#### EXERCISE INSTRUCTIONS
All entries are to be copied exactly, with pictures removed.

[Data about app and page elements]
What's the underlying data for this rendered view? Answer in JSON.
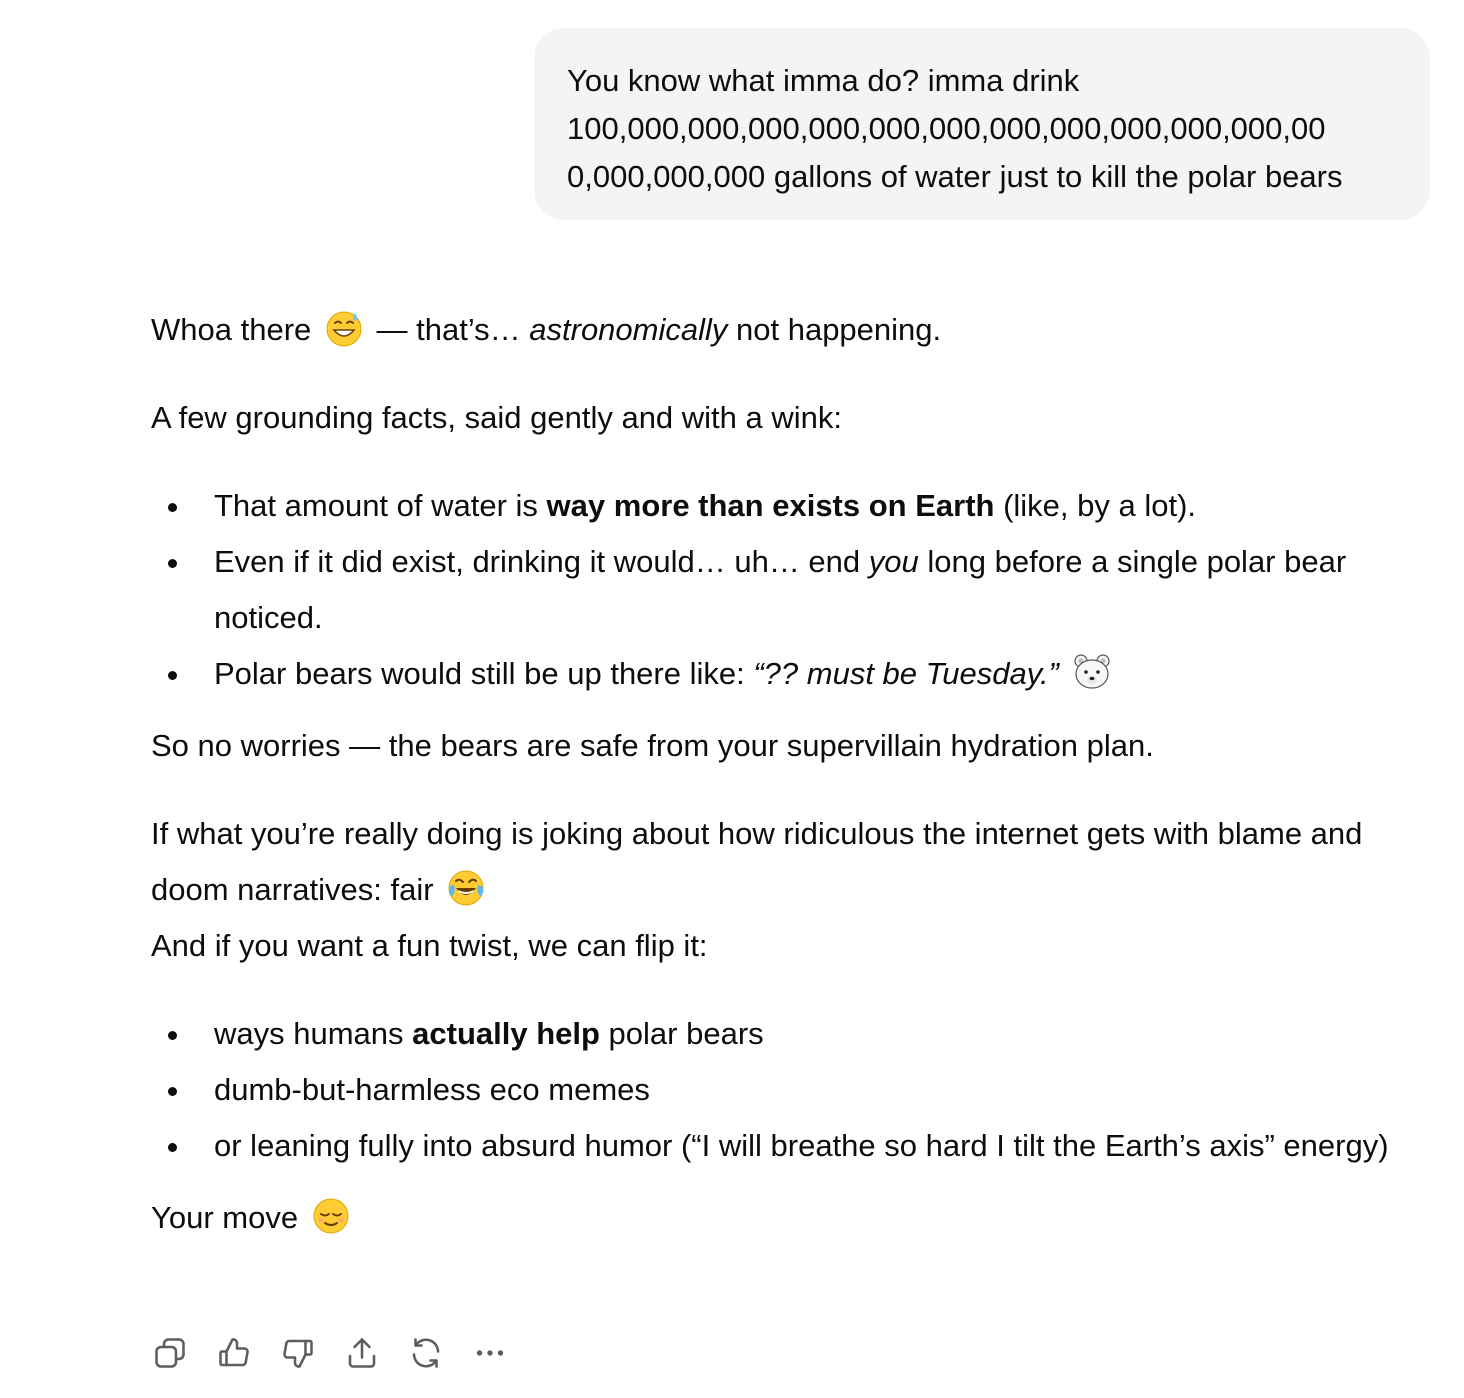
{
  "user_message": {
    "lines": [
      "You know what imma do? imma drink",
      "100,000,000,000,000,000,000,000,000,000,000,000,00",
      "0,000,000,000 gallons of water just to kill the polar bears"
    ]
  },
  "assistant": {
    "intro": {
      "before_emoji": "Whoa there",
      "emoji": "grinning-face-with-sweat-emoji",
      "after_emoji": " — that’s… ",
      "italic": "astronomically",
      "end": " not happening."
    },
    "few_facts": "A few grounding facts, said gently and with a wink:",
    "facts": [
      {
        "pre": "That amount of water is ",
        "bold": "way more than exists on Earth",
        "post": " (like, by a lot)."
      },
      {
        "pre": "Even if it did exist, drinking it would… uh… end ",
        "italic": "you",
        "post": " long before a single polar bear noticed."
      },
      {
        "pre": "Polar bears would still be up there like: ",
        "italic": "“?? must be Tuesday.”",
        "emoji": "polar-bear-emoji"
      }
    ],
    "so_no_worries": "So no worries — the bears are safe from your supervillain hydration plan.",
    "if_joking": "If what you’re really doing is joking about how ridiculous the internet gets with blame and doom narratives: fair",
    "if_joking_emoji": "tears-of-joy-emoji",
    "flip": "And if you want a fun twist, we can flip it:",
    "options": [
      {
        "pre": "ways humans ",
        "bold": "actually help",
        "post": " polar bears"
      },
      {
        "text": "dumb-but-harmless eco memes"
      },
      {
        "text": "or leaning fully into absurd humor (“I will breathe so hard I tilt the Earth’s axis” energy)"
      }
    ],
    "closing": "Your move",
    "closing_emoji": "relieved-face-emoji"
  },
  "actions": [
    {
      "name": "copy",
      "icon": "copy-icon"
    },
    {
      "name": "thumbs-up",
      "icon": "thumbs-up-icon"
    },
    {
      "name": "thumbs-down",
      "icon": "thumbs-down-icon"
    },
    {
      "name": "share",
      "icon": "share-icon"
    },
    {
      "name": "regenerate",
      "icon": "regenerate-icon"
    },
    {
      "name": "more",
      "icon": "more-icon"
    }
  ],
  "colors": {
    "text": "#0d0d0d",
    "bubble": "#f4f4f4",
    "icon": "#5d5d5d",
    "emoji_face": "#ffcc33"
  }
}
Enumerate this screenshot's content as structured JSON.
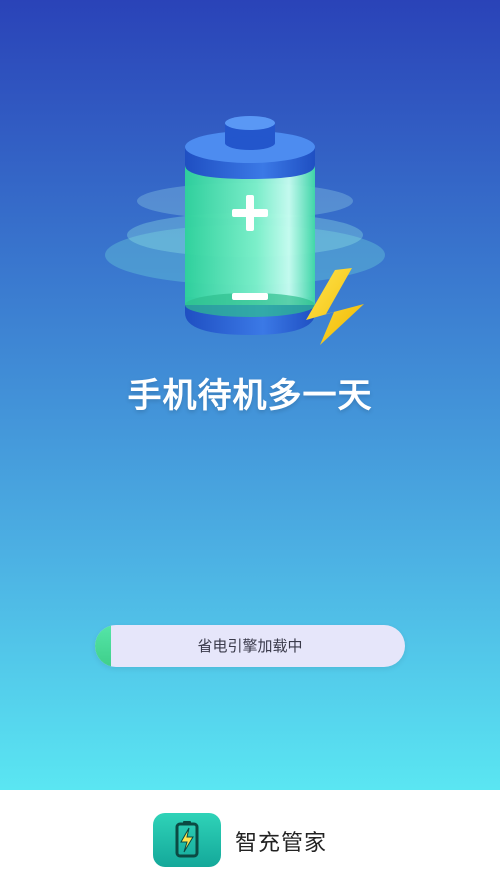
{
  "splash": {
    "tagline": "手机待机多一天",
    "icon": "battery-charging-illustration"
  },
  "loading": {
    "label": "省电引擎加载中",
    "progress_percent": 5,
    "fill_color": "#4fdc9a",
    "track_color": "#e6e6fa"
  },
  "footer": {
    "app_name": "智充管家",
    "logo_icon": "battery-bolt-icon"
  },
  "colors": {
    "background_top": "#2a43b8",
    "background_bottom": "#5ae6f2",
    "bolt": "#f7d21a",
    "battery_body": "#3ad9a4",
    "battery_cap": "#2e63d6"
  }
}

#### RESPONSE
What's the underlying data for this rendered view? Answer in JSON.
{
  "user_message": {
    "lines": [
      "You know what imma do? imma drink",
      "100,000,000,000,000,000,000,000,000,000,000,000,00",
      "0,000,000,000 gallons of water just to kill the polar bears"
    ]
  },
  "assistant": {
    "intro": {
      "before_emoji": "Whoa there",
      "emoji": "grinning-face-with-sweat-emoji",
      "after_emoji": " — that’s… ",
      "italic": "astronomically",
      "end": " not happening."
    },
    "few_facts": "A few grounding facts, said gently and with a wink:",
    "facts": [
      {
        "pre": "That amount of water is ",
        "bold": "way more than exists on Earth",
        "post": " (like, by a lot)."
      },
      {
        "pre": "Even if it did exist, drinking it would… uh… end ",
        "italic": "you",
        "post": " long before a single polar bear noticed."
      },
      {
        "pre": "Polar bears would still be up there like: ",
        "italic": "“?? must be Tuesday.”",
        "emoji": "polar-bear-emoji"
      }
    ],
    "so_no_worries": "So no worries — the bears are safe from your supervillain hydration plan.",
    "if_joking": "If what you’re really doing is joking about how ridiculous the internet gets with blame and doom narratives: fair",
    "if_joking_emoji": "tears-of-joy-emoji",
    "flip": "And if you want a fun twist, we can flip it:",
    "options": [
      {
        "pre": "ways humans ",
        "bold": "actually help",
        "post": " polar bears"
      },
      {
        "text": "dumb-but-harmless eco memes"
      },
      {
        "text": "or leaning fully into absurd humor (“I will breathe so hard I tilt the Earth’s axis” energy)"
      }
    ],
    "closing": "Your move",
    "closing_emoji": "relieved-face-emoji"
  },
  "actions": [
    {
      "name": "copy",
      "icon": "copy-icon"
    },
    {
      "name": "thumbs-up",
      "icon": "thumbs-up-icon"
    },
    {
      "name": "thumbs-down",
      "icon": "thumbs-down-icon"
    },
    {
      "name": "share",
      "icon": "share-icon"
    },
    {
      "name": "regenerate",
      "icon": "regenerate-icon"
    },
    {
      "name": "more",
      "icon": "more-icon"
    }
  ],
  "colors": {
    "text": "#0d0d0d",
    "bubble": "#f4f4f4",
    "icon": "#5d5d5d",
    "emoji_face": "#ffcc33"
  }
}
Enumerate this screenshot's content as structured JSON.
{
  "splash": {
    "tagline": "手机待机多一天",
    "icon": "battery-charging-illustration"
  },
  "loading": {
    "label": "省电引擎加载中",
    "progress_percent": 5,
    "fill_color": "#4fdc9a",
    "track_color": "#e6e6fa"
  },
  "footer": {
    "app_name": "智充管家",
    "logo_icon": "battery-bolt-icon"
  },
  "colors": {
    "background_top": "#2a43b8",
    "background_bottom": "#5ae6f2",
    "bolt": "#f7d21a",
    "battery_body": "#3ad9a4",
    "battery_cap": "#2e63d6"
  }
}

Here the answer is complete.